----- DATA TO EXAMINE -----
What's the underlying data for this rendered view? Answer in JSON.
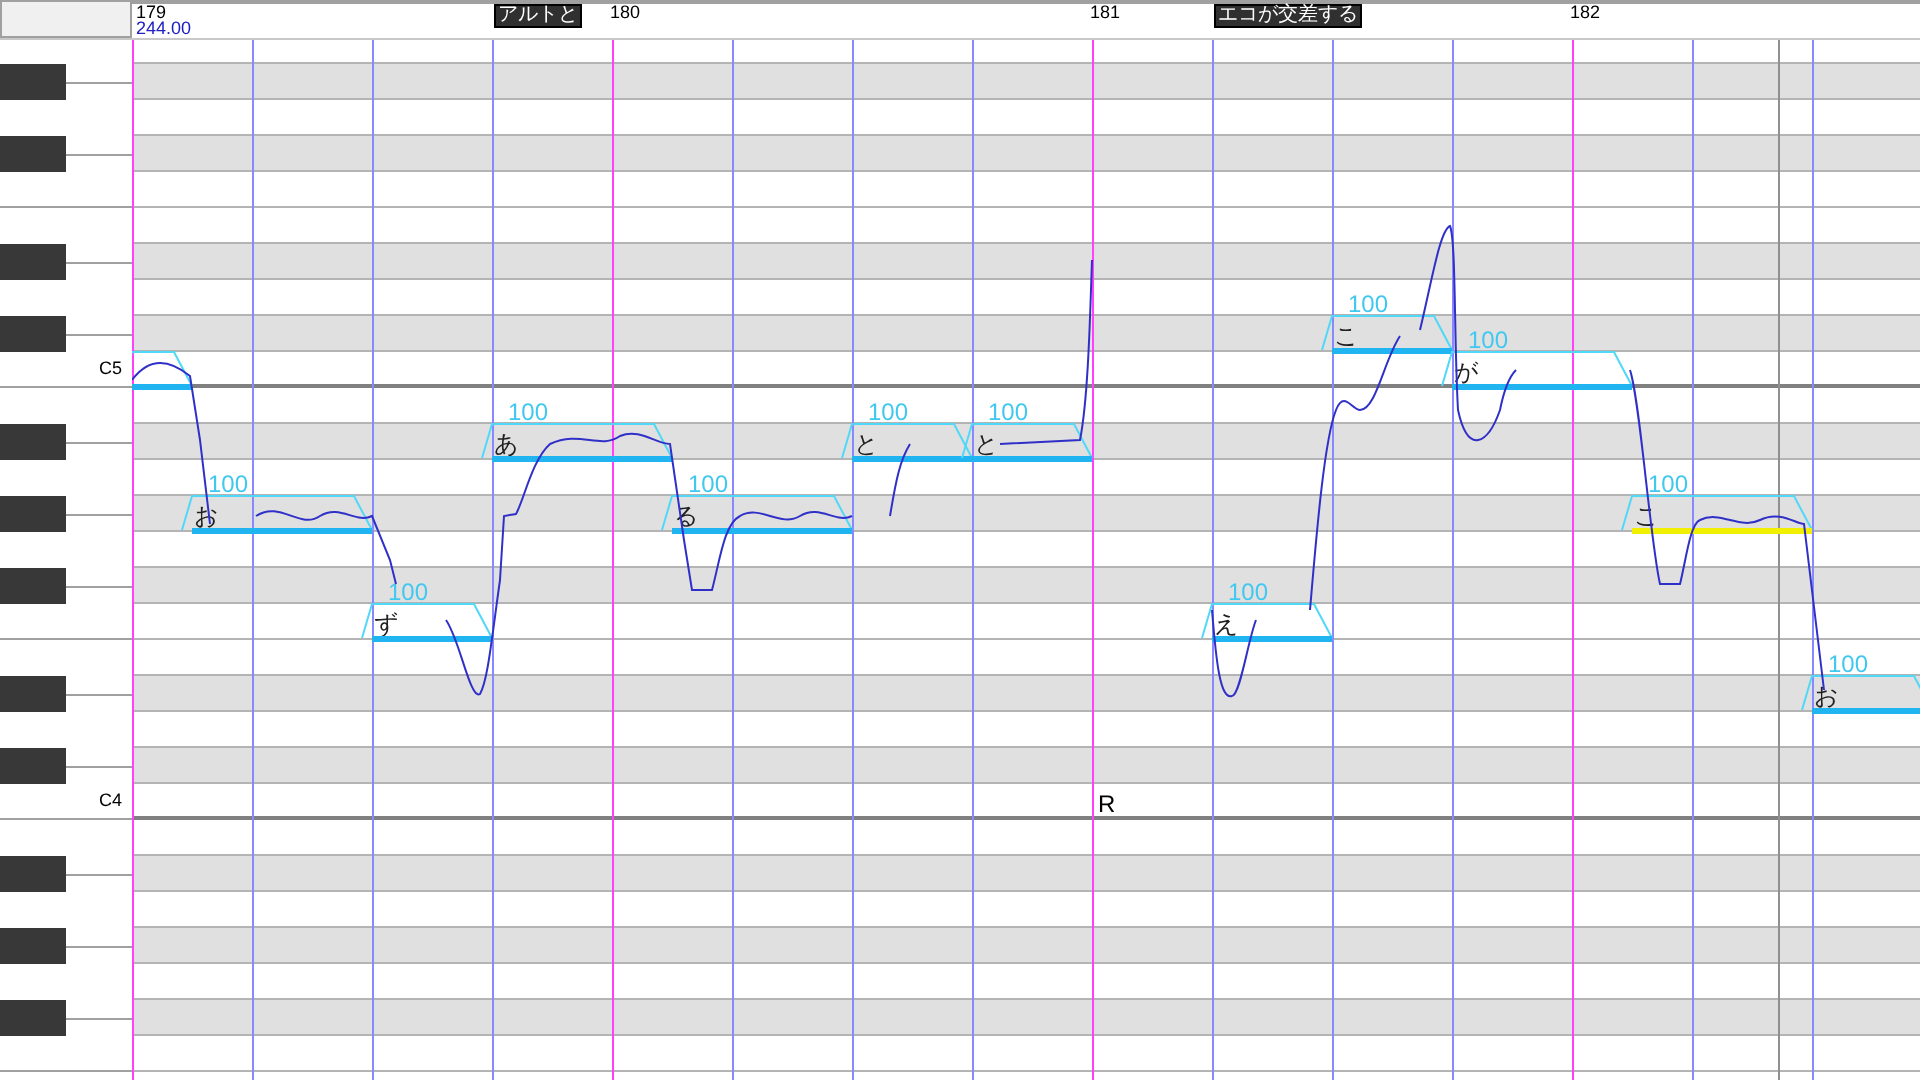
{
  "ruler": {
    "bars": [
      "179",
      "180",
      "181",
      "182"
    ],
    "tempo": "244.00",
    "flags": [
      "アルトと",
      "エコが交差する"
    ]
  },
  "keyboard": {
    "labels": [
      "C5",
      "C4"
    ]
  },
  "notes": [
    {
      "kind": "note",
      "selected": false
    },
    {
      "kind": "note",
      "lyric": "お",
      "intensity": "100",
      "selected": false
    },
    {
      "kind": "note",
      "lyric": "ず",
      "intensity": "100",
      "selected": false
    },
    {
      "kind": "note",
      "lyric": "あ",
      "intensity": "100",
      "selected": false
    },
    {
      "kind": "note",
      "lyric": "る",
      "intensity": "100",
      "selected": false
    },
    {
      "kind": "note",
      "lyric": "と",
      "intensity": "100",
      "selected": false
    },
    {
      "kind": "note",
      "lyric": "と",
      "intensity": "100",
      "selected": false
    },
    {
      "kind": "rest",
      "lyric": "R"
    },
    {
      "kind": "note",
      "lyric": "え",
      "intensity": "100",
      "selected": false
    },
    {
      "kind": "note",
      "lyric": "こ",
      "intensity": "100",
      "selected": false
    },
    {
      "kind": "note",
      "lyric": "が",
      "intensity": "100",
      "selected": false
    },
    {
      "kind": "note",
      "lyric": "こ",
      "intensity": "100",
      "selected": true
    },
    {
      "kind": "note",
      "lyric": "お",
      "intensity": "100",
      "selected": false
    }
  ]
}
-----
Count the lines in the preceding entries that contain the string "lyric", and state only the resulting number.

» **COMPLETED TASK**: 12